The pain of my own deficiency is the greater because I am surrounded for a fair part of my workday with sensationally well-read persons. David Pryce-Jones takes the palm. Not only has he read absolutely everything in at least two languages, he has been personally acquainted with a good portion of the 20th-century writers he’s read. Rick Brookhiser, with whom I cohabit on this page, is in the same league, and can drop an apt allusion from Thackeray or Turgenev into a conversation about wood-burning stoves with the lethal (to my self-esteem) accuracy of a Saudi executioner.
There are excuses with which I can console myself. I was a STEM student. That’s what we’re supposed to say nowadays: STEM. It stands for “science, technology, engineering, and math.” Mastering differential equations doesn’t leave a lot of time over for Turgenev. Not that we didn’t do our best. We math geeks used to quip defensively that when we dated girls from the humanities or soft-science departments, while visiting their rooms we could browse their books while they were making coffee or powdering noses; but they never browsed our books.
It was true, too. I dated a girl from the Spanish department at a neighboring college, and at odd intervals while in her rooms read an entire book about Lope de Vega, though I did not have and do not yet have the slightest interest in Spanish literature. I did, of course, have a deep interest in the girl. (Do you have any idea how prolific Lope de Vega was? The number of plays he wrote is not known to the nearest hundred! I bet he was well-read, too.) By contrast, the only hands that ever took Riesz and Sz┼‘kefalvi-Nagy’s Functional Analysis down from my bookshelf were mine, and that very reluctantly — it is a dull book, with no exercises.
So, ha! I may not have read Cranford or The Magic Mountain, but I have read every word of Tarski’s Introduction to Logic, and of Hilbert and Cohn-Vossen’s Geometry and the Imagination, and Hardy’s Pure Mathematics. Also some good-sized translated chunks of Gauss’s Disquisitiones Arithmeticæ and Landau’s Primzahlen, and even, as a college task, a few pages of Whitehead and Russell’s Principia Mathematica (which is written mostly in a made-up logical symbolism). Take that, you literary snobs!

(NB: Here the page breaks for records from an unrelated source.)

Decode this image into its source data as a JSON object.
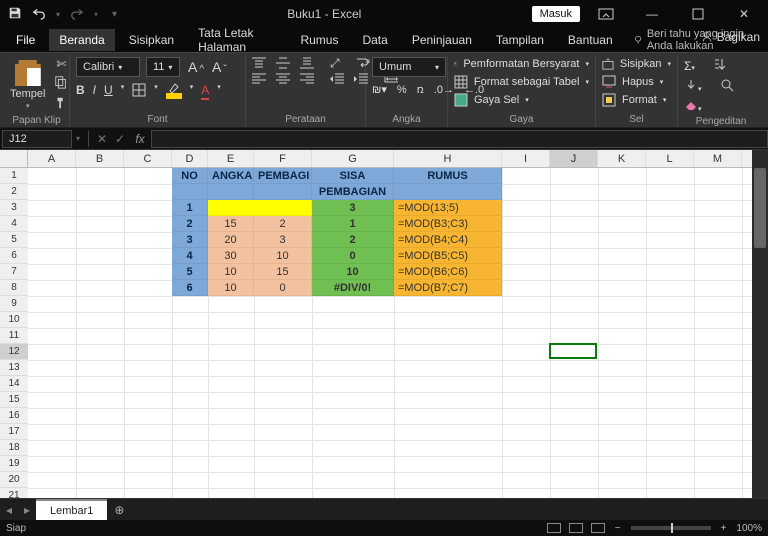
{
  "title": "Buku1 - Excel",
  "signin": "Masuk",
  "tabs": {
    "file": "File",
    "list": [
      "Beranda",
      "Sisipkan",
      "Tata Letak Halaman",
      "Rumus",
      "Data",
      "Peninjauan",
      "Tampilan",
      "Bantuan"
    ],
    "tellme": "Beri tahu yang ingin Anda lakukan",
    "share": "Bagikan"
  },
  "ribbon": {
    "clipboard": {
      "paste": "Tempel",
      "label": "Papan Klip"
    },
    "font": {
      "name": "Calibri",
      "size": "11",
      "label": "Font"
    },
    "alignment": {
      "label": "Perataan"
    },
    "number": {
      "format": "Umum",
      "label": "Angka"
    },
    "styles": {
      "conditional": "Pemformatan Bersyarat",
      "table": "Format sebagai Tabel",
      "cell": "Gaya Sel",
      "label": "Gaya"
    },
    "cells": {
      "insert": "Sisipkan",
      "delete": "Hapus",
      "format": "Format",
      "label": "Sel"
    },
    "editing": {
      "label": "Pengeditan"
    }
  },
  "formula": {
    "namebox": "J12",
    "fxvalue": ""
  },
  "columns": [
    "A",
    "B",
    "C",
    "D",
    "E",
    "F",
    "G",
    "H",
    "I",
    "J",
    "K",
    "L",
    "M"
  ],
  "rowCount": 22,
  "selection": {
    "row": 12,
    "col": "J"
  },
  "table": {
    "headers": {
      "no": "NO",
      "angka": "ANGKA",
      "pembagi": "PEMBAGI",
      "sisa1": "SISA",
      "sisa2": "PEMBAGIAN",
      "rumus": "RUMUS"
    },
    "rows": [
      {
        "no": "1",
        "angka": "",
        "pembagi": "",
        "sisa": "3",
        "rumus": "=MOD(13;5)"
      },
      {
        "no": "2",
        "angka": "15",
        "pembagi": "2",
        "sisa": "1",
        "rumus": "=MOD(B3;C3)"
      },
      {
        "no": "3",
        "angka": "20",
        "pembagi": "3",
        "sisa": "2",
        "rumus": "=MOD(B4;C4)"
      },
      {
        "no": "4",
        "angka": "30",
        "pembagi": "10",
        "sisa": "0",
        "rumus": "=MOD(B5;C5)"
      },
      {
        "no": "5",
        "angka": "10",
        "pembagi": "15",
        "sisa": "10",
        "rumus": "=MOD(B6;C6)"
      },
      {
        "no": "6",
        "angka": "10",
        "pembagi": "0",
        "sisa": "#DIV/0!",
        "rumus": "=MOD(B7;C7)"
      }
    ]
  },
  "sheet_tab": "Lembar1",
  "status": {
    "ready": "Siap",
    "zoom": "100%"
  },
  "colWidths": {
    "A": 48,
    "B": 48,
    "C": 48,
    "D": 36,
    "E": 46,
    "F": 58,
    "G": 82,
    "H": 108,
    "I": 48,
    "J": 48,
    "K": 48,
    "L": 48,
    "M": 48
  }
}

But no, it won’t do. It is by understanding ourselves, in our social relations, that we become wise, and a novelist of genius can bring us to that understanding more pleasurably, and with less mental labor, than any formal study. Mathematics is beautiful, but as Bertrand Russell noted, its beauty is “cold and austere . . . without appeal to any part of our weaker nature.” The proper study of mankind is man, after all. If I am not wise, it’s because I have too little literature.